→ What the task requires
In the answer, each line of the listing should appear again unchanged.
─── Source information ───
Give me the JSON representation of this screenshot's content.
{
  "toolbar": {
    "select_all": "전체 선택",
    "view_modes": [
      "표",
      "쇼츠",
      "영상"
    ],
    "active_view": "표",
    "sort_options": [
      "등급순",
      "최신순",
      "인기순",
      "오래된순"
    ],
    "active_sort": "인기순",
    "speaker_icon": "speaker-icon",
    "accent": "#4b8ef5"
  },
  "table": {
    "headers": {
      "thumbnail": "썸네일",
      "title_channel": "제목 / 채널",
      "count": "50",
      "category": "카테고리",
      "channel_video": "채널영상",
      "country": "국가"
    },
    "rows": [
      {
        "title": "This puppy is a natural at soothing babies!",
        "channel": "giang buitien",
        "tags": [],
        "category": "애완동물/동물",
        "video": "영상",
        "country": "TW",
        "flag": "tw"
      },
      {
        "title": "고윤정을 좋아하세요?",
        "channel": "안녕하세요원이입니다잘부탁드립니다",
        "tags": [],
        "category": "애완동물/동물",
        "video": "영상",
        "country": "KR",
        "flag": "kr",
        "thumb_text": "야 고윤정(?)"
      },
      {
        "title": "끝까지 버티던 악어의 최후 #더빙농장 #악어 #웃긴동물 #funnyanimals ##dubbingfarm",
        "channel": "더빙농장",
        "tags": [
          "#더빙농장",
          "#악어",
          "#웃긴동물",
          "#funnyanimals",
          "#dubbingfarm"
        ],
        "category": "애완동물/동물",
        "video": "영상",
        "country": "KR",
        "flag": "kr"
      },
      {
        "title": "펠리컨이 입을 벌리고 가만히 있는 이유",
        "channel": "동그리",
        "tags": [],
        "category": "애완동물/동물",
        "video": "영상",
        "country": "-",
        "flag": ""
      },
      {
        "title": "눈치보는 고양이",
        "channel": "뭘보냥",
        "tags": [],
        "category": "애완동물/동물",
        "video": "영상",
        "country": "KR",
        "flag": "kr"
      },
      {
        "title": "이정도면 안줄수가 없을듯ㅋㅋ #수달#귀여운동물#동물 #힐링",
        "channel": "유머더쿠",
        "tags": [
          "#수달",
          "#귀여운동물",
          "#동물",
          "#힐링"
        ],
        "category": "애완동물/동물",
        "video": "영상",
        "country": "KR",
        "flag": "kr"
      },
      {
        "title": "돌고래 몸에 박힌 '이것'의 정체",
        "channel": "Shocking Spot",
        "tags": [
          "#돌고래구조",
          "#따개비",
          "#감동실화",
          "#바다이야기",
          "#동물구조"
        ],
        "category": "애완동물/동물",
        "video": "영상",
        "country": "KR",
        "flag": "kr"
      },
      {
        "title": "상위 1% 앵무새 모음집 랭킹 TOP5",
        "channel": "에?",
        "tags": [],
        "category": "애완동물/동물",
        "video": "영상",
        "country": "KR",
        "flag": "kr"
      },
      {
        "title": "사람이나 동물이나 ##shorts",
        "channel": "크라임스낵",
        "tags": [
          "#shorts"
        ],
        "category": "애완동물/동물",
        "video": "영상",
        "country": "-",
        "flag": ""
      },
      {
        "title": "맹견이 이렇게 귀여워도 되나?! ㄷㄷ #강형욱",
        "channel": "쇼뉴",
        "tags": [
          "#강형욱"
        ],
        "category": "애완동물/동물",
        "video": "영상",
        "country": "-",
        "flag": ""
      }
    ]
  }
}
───
→ Result below
Give me the JSON representation of this screenshot's content.
{
  "toolbar": {
    "select_all": "전체 선택",
    "view_modes": [
      "표",
      "쇼츠",
      "영상"
    ],
    "active_view": "표",
    "sort_options": [
      "등급순",
      "최신순",
      "인기순",
      "오래된순"
    ],
    "active_sort": "인기순",
    "speaker_icon": "speaker-icon",
    "accent": "#4b8ef5"
  },
  "table": {
    "headers": {
      "thumbnail": "썸네일",
      "title_channel": "제목 / 채널",
      "count": "50",
      "category": "카테고리",
      "channel_video": "채널영상",
      "country": "국가"
    },
    "rows": [
      {
        "title": "This puppy is a natural at soothing babies!",
        "channel": "giang buitien",
        "tags": [],
        "category": "애완동물/동물",
        "video": "영상",
        "country": "TW",
        "flag": "tw"
      },
      {
        "title": "고윤정을 좋아하세요?",
        "channel": "안녕하세요원이입니다잘부탁드립니다",
        "tags": [],
        "category": "애완동물/동물",
        "video": "영상",
        "country": "KR",
        "flag": "kr",
        "thumb_text": "야 고윤정(?)"
      },
      {
        "title": "끝까지 버티던 악어의 최후 #더빙농장 #악어 #웃긴동물 #funnyanimals ##dubbingfarm",
        "channel": "더빙농장",
        "tags": [
          "#더빙농장",
          "#악어",
          "#웃긴동물",
          "#funnyanimals",
          "#dubbingfarm"
        ],
        "category": "애완동물/동물",
        "video": "영상",
        "country": "KR",
        "flag": "kr"
      },
      {
        "title": "펠리컨이 입을 벌리고 가만히 있는 이유",
        "channel": "동그리",
        "tags": [],
        "category": "애완동물/동물",
        "video": "영상",
        "country": "-",
        "flag": ""
      },
      {
        "title": "눈치보는 고양이",
        "channel": "뭘보냥",
        "tags": [],
        "category": "애완동물/동물",
        "video": "영상",
        "country": "KR",
        "flag": "kr"
      },
      {
        "title": "이정도면 안줄수가 없을듯ㅋㅋ #수달#귀여운동물#동물 #힐링",
        "channel": "유머더쿠",
        "tags": [
          "#수달",
          "#귀여운동물",
          "#동물",
          "#힐링"
        ],
        "category": "애완동물/동물",
        "video": "영상",
        "country": "KR",
        "flag": "kr"
      },
      {
        "title": "돌고래 몸에 박힌 '이것'의 정체",
        "channel": "Shocking Spot",
        "tags": [
          "#돌고래구조",
          "#따개비",
          "#감동실화",
          "#바다이야기",
          "#동물구조"
        ],
        "category": "애완동물/동물",
        "video": "영상",
        "country": "KR",
        "flag": "kr"
      },
      {
        "title": "상위 1% 앵무새 모음집 랭킹 TOP5",
        "channel": "에?",
        "tags": [],
        "category": "애완동물/동물",
        "video": "영상",
        "country": "KR",
        "flag": "kr"
      },
      {
        "title": "사람이나 동물이나 ##shorts",
        "channel": "크라임스낵",
        "tags": [
          "#shorts"
        ],
        "category": "애완동물/동물",
        "video": "영상",
        "country": "-",
        "flag": ""
      },
      {
        "title": "맹견이 이렇게 귀여워도 되나?! ㄷㄷ #강형욱",
        "channel": "쇼뉴",
        "tags": [
          "#강형욱"
        ],
        "category": "애완동물/동물",
        "video": "영상",
        "country": "-",
        "flag": ""
      }
    ]
  }
}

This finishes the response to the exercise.